enjoy university aged mentors during the two weeks. It is a win-win experience for everyone.
For the first time, live-tweeting will occur during the camp. The live tweet hashtag is #HSUDreamCatchers
~Post content adapted from original press release by Dr. Renee Collins.
Post by Helen Teague, cross-posted at https://hsutxonlineed.edublogs.org/2018/06/19/hsu-dream-catchers/
Learning with PBS KIDS is a virtual PD series specially designed with PreK- 1st grade teachers in mind. With an emphasis on fun, engaging, accessible, and free tools for early childhood classrooms, this series will highlight key themes including the arts, social and emotional learning, playful learning, and meaningful screen time. PBS will provide a certificate of attendance for each 1 hour virtual PD event. Explore Webinar Series.
Learning More at this link: http://www.pbs.org/education/blog/learning-with-pbs-kids-professional-development-for-early-childhood-educators?
This resource from Google is packed with curriculum, games that allow for hands-on practice, and even a pledge to teach students how to safely navigate the internet.
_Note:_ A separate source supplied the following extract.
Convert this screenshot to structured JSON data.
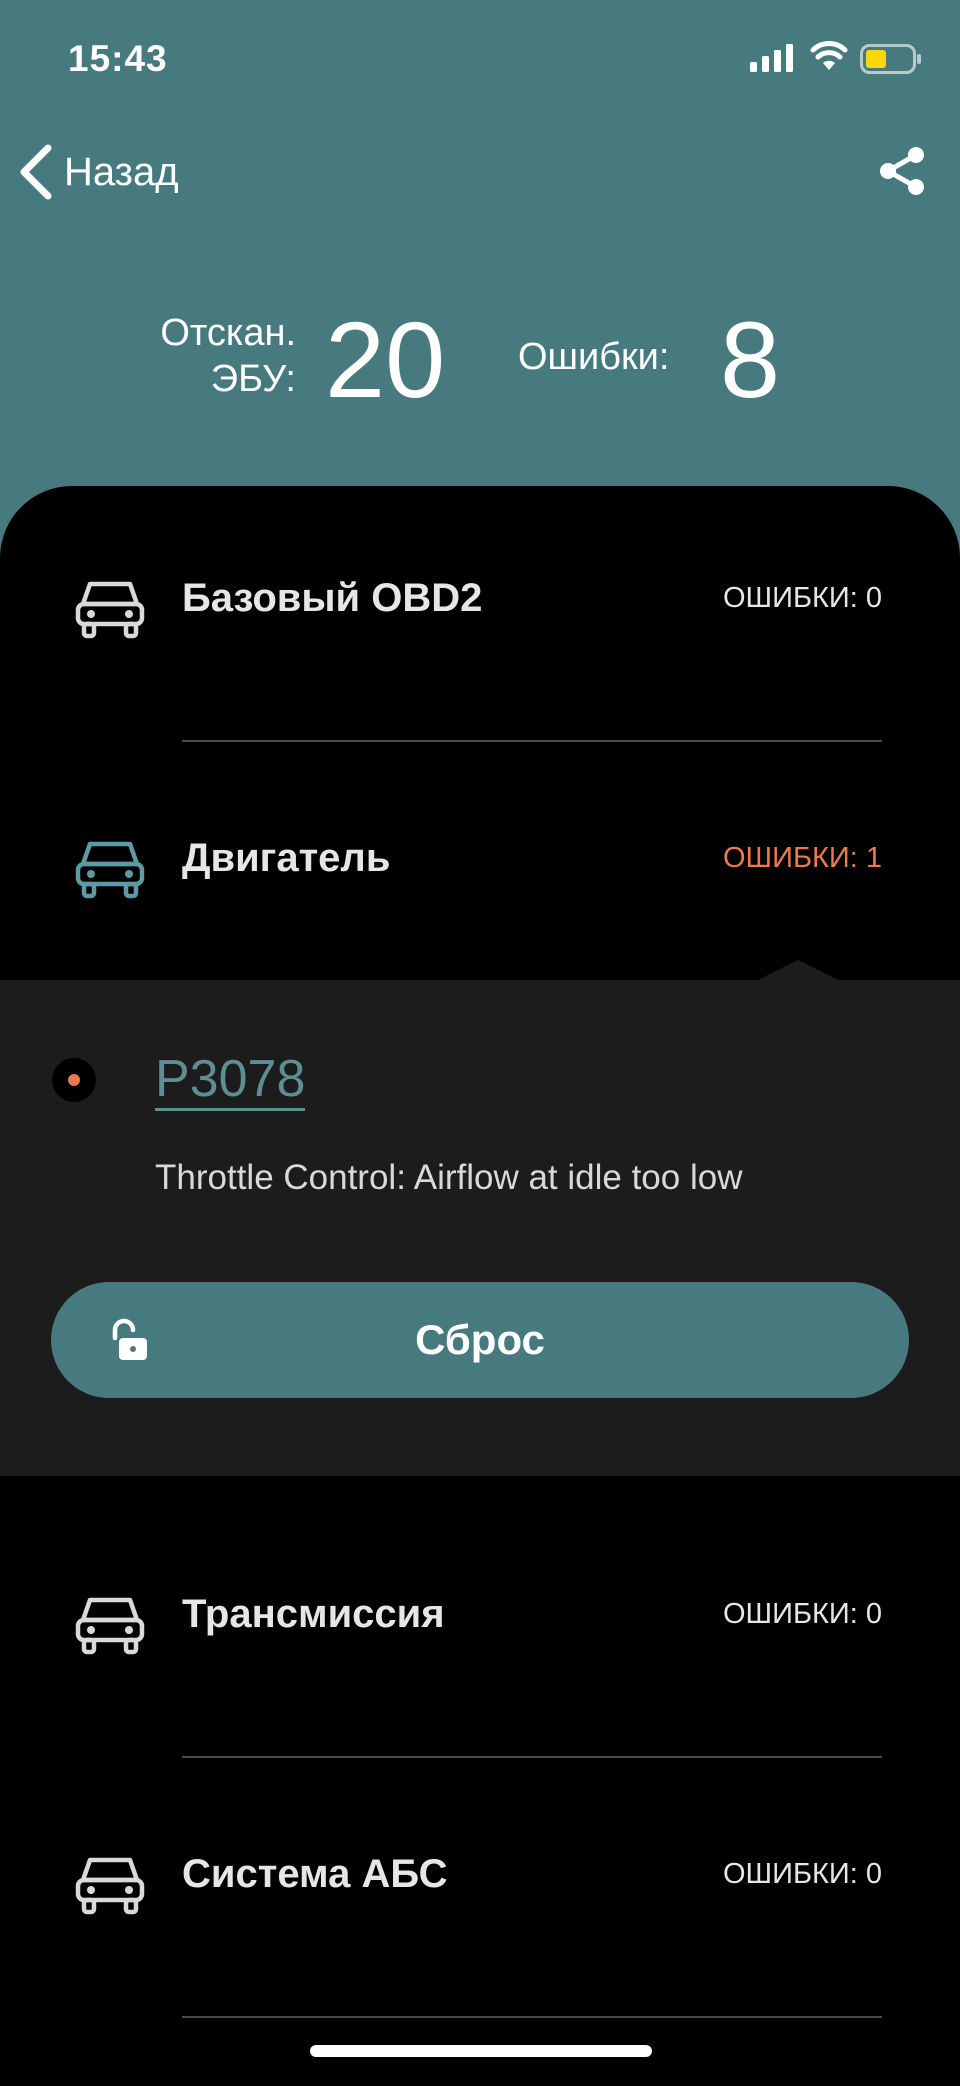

Here is the link: https://beinternetawesome.withgoogle.com/ #STEM
Here is a “Thank-A-Coder” post to include STEM in everyday classroom instruction and observation.
Nigel de Grey was a British coder during World War I. Like many coders, Nigel de Grey worked to break the codes that the enemy used to plan attacks, coordinate arms shipments, and discuss battle strategy. Also, like many coders, Nigel de Grey worked in the obscurity of Bletchley Park, in the cramped office known as Room 40. One hundred years ago, in 1917, Nigel de Grey hacked the coded text of the Zimmermann telegram.
The Zimmermann telegram, sent from the German foreign minister Arthur Zimmermann to the German ambassador in Mexico. The telegram, written completely in code, urged Mexico to become a German ally and fight against the Allies in World War I. In return for becoming a German ally and attacking the United States, Arthur Zimmermann promised to cede the US states of Texas, Arizona and New Mexico to Mexico, along with large some of money, as a prize after the war.
The codes used by the Germans were “exquisitely complex, so much so that the Germans assumed they could never be cracked.” Working at Bletchley Park, Nigel de Grey had to be hacked by hand since no computer existed (yet) to crack such complicated codes. The decoding of the Zimmermann telegram greatly influenced American President Woodrow Wilson to reverse America’s previously neutral status during World War I and enter the war, thus ensuring victory for the Allies.
Nigel de Grey’s brilliant code hacking helped him to be known as “the greatest hacker of the first World War.”
This thought-filled quote is courtesy of one of the dedicated learners in my PBSTeacherLine course, Developing Passionate Readers in the Digital Age.